This release was issued under a previous government.
The newly released annual report shows government finished the fiscal year with a $6.4-billion deficit – $324 million more than forecast in Budget 2015 in October. The difference is directly due to a $1.3-billion decline in revenue. Despite the decrease in revenues, actual expenses were $1 billion lower than expected in budget, while much-needed services and programs – including healthcare and education – were stabilized throughout the province.
“During these challenging economic times, our government chose to maintain the vital public services Albertans want and deserve. Rather than firing more people and making reckless cuts, our province is now able to finish the 2015-16 year positioned to weather the current economic realities and future challenges, as we continue to diversify the economy and develop new markets for our energy resources.”
Depressed oil prices continued to affect Alberta’s economic outlook. The province’s economy contracted an estimated 3.7 per cent in 2015. Energy companies significantly decreased investment this past year. Corporate profits decreased and employment, wages and household incomes were all negatively influenced across the province. Most non-energy sectors were also affected.
Total revenue in 2015-16 was $42.5 billion, a $7-billion drop from 2014-15. This was due in large part to the sharp decline in non-renewable resource revenue, from about $8.9 billion in 2014-15 to $2.8 billion in 2015-16. The WTI price fell from a high of $105 US per barrel in June 2014 to the mid-$40s in 2015, with an average price of $35 over the last four months of fiscal 2015-16.
Total tax revenue also declined.

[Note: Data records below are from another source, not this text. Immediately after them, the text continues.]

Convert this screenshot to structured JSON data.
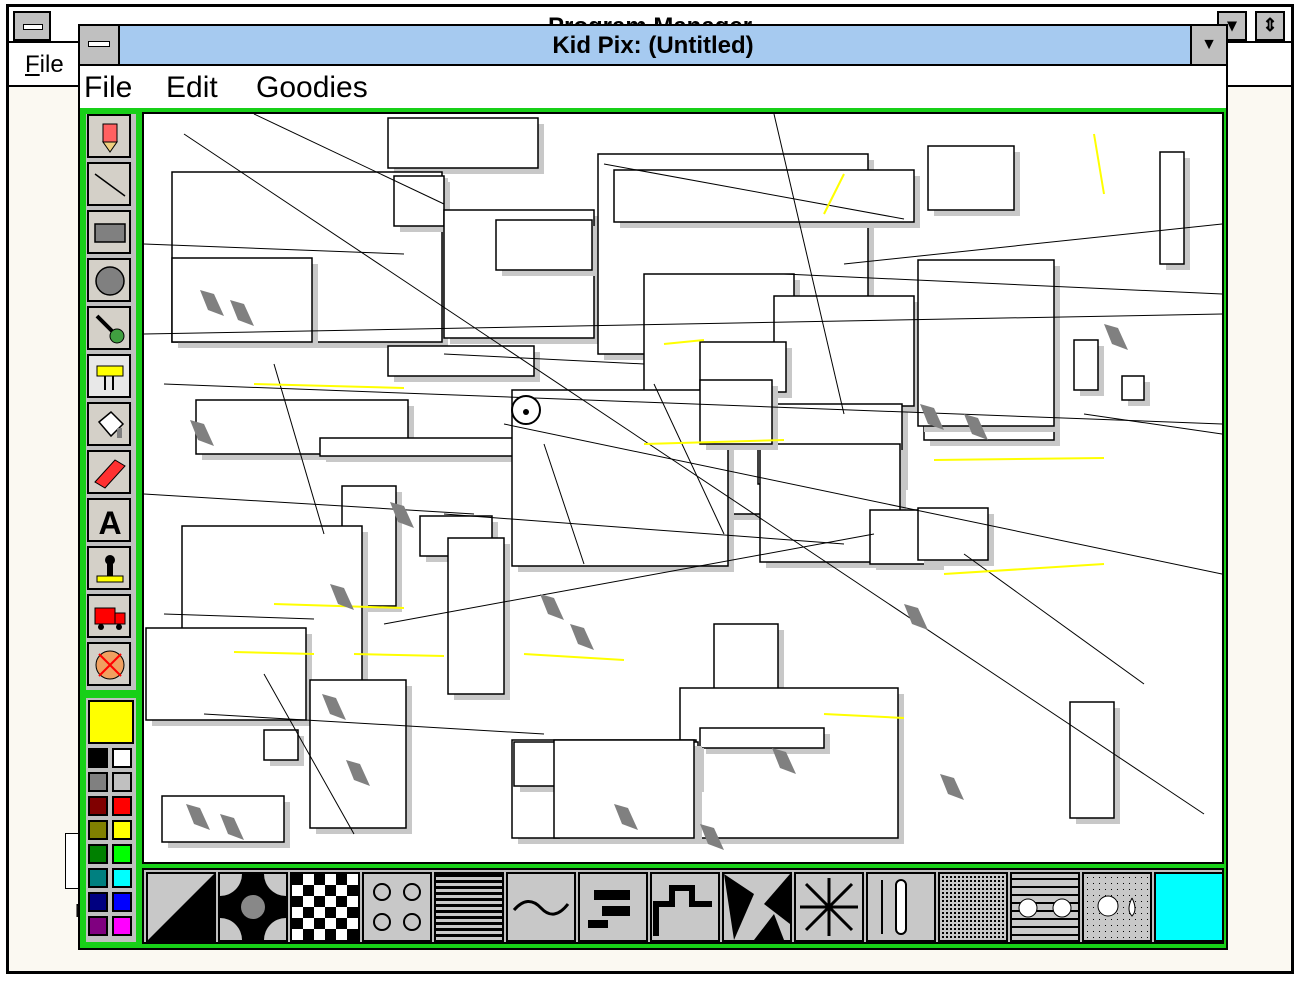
{
  "program_manager": {
    "title": "Program Manager",
    "menu_file": "File",
    "icon_label": "M"
  },
  "kidpix": {
    "title": "Kid Pix: (Untitled)",
    "menus": [
      "File",
      "Edit",
      "Goodies"
    ],
    "max_button": "▼",
    "tools": [
      {
        "name": "pencil-tool",
        "icon": "pencil-icon"
      },
      {
        "name": "line-tool",
        "icon": "line-icon"
      },
      {
        "name": "rectangle-tool",
        "icon": "rectangle-icon"
      },
      {
        "name": "oval-tool",
        "icon": "oval-icon"
      },
      {
        "name": "wacky-brush-tool",
        "icon": "brush-icon"
      },
      {
        "name": "electric-mixer-tool",
        "icon": "mixer-icon",
        "selected": true
      },
      {
        "name": "paint-can-tool",
        "icon": "paint-can-icon"
      },
      {
        "name": "eraser-tool",
        "icon": "eraser-icon"
      },
      {
        "name": "text-tool",
        "icon": "letter-a-icon",
        "label": "A"
      },
      {
        "name": "stamp-tool",
        "icon": "stamp-icon"
      },
      {
        "name": "moving-van-tool",
        "icon": "truck-icon"
      },
      {
        "name": "undo-guy-tool",
        "icon": "undo-face-icon"
      }
    ],
    "current_color": "#ffff00",
    "palette": [
      [
        "#000000",
        "#ffffff"
      ],
      [
        "#808080",
        "#c0c0c0"
      ],
      [
        "#800000",
        "#ff0000"
      ],
      [
        "#808000",
        "#ffff00"
      ],
      [
        "#008000",
        "#00ff00"
      ],
      [
        "#008080",
        "#00ffff"
      ],
      [
        "#000080",
        "#0000ff"
      ],
      [
        "#800080",
        "#ff00ff"
      ]
    ],
    "mixer_options": [
      "diagonal-split-option",
      "circles-option",
      "checkerboard-option",
      "flowers-option",
      "stripes-option",
      "wave-option",
      "blocks-option",
      "stairs-option",
      "shatter-option",
      "explode-option",
      "thin-line-option",
      "dots-option",
      "faces-option",
      "snowflake-option",
      "invert-color-option"
    ],
    "last_option_color": "#00ffff",
    "accent_green": "#18d018",
    "title_blue": "#a6caf0"
  }
}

The government collected $20.7 billion in taxes, which is a $716-million decrease from 2014-15 and $1.4 billion less than the Budget 2015 estimate.

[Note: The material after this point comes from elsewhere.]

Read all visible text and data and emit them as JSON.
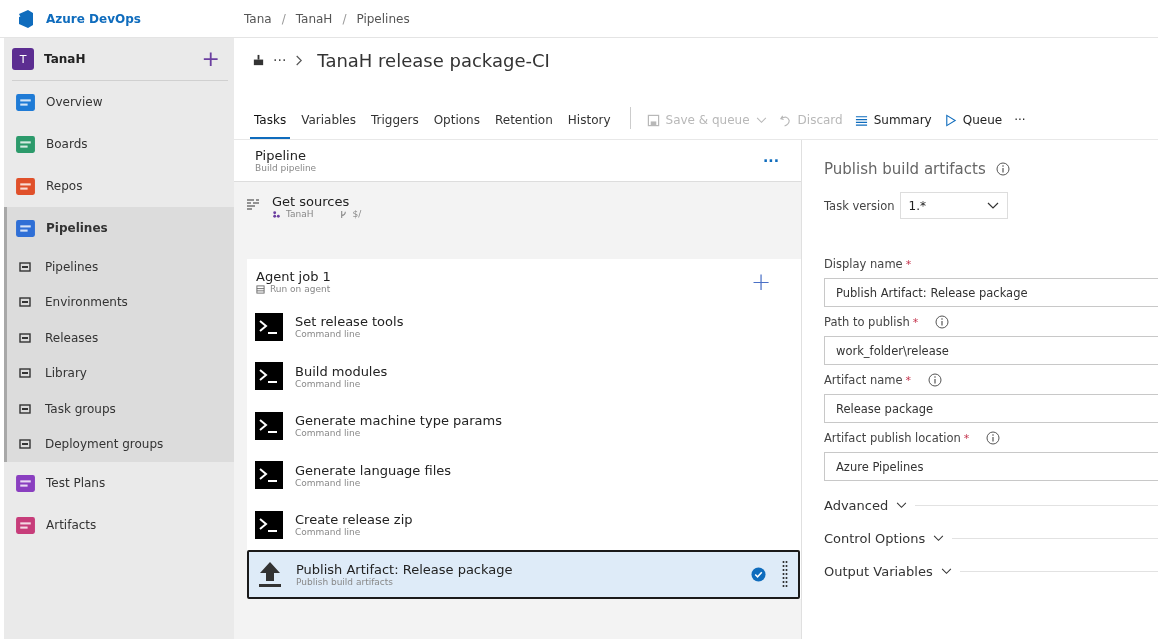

Despite the economic downturn, the Government of Alberta continues to have net assets totalling $48.5 billion, one of the strongest balance sheets in the country.
Ministry annual reports are also posted online.
Annual report highlights
- Total revenue: $42.5 billion (decrease of $7 billion from 2014-15, $1.3 billion lower than budget)
- Non-renewable resource revenue: $2.8 billion ($6.2 billion lower than 2014-15, but close to the Budget 2015 estimate)
- WTI: averaged US$45 per barrel (about $5 below the budget estimate and $35 lower than 2014-15)
- The US-Canadian dollar exchange rate averaged US¢76.5/Cdn$ in 2015-16 (1.5 cents lower than the Budget 2015 estimate)
- Total expense: $48.9 billion ($574 million higher than 2014-15, but $966 million lower than budget)
- Contingency Account: $3.6 billion
- General debt servicing costs: $330 million (net increase of $4 million from budget)
- Capital Plan debt servicing costs: $446 million (an increase of $94 million from 2014-15, due to more direct debt, but $6 million less than budget, due mainly to the timing of borrowing)
- Public-sector pension liabilities: $10.6 billion (decrease of $630 million, due to decreases in inflation rate and salary assumptions, and market returns on investments)
- Heritage Fund: $15.2-billion book value, an increase of
$209 million from March 31, 2015
- Employment grew 1.2 per cent overall during the 2015 calendar year, due to momentum from 2014; however, the unemployment rate rose throughout the year, reaching seven per cent in December 2015
- Net migration slowed from 80,300 in 2014 to 42,000 in 2015
- Population growth was 1.8 per cent in 2015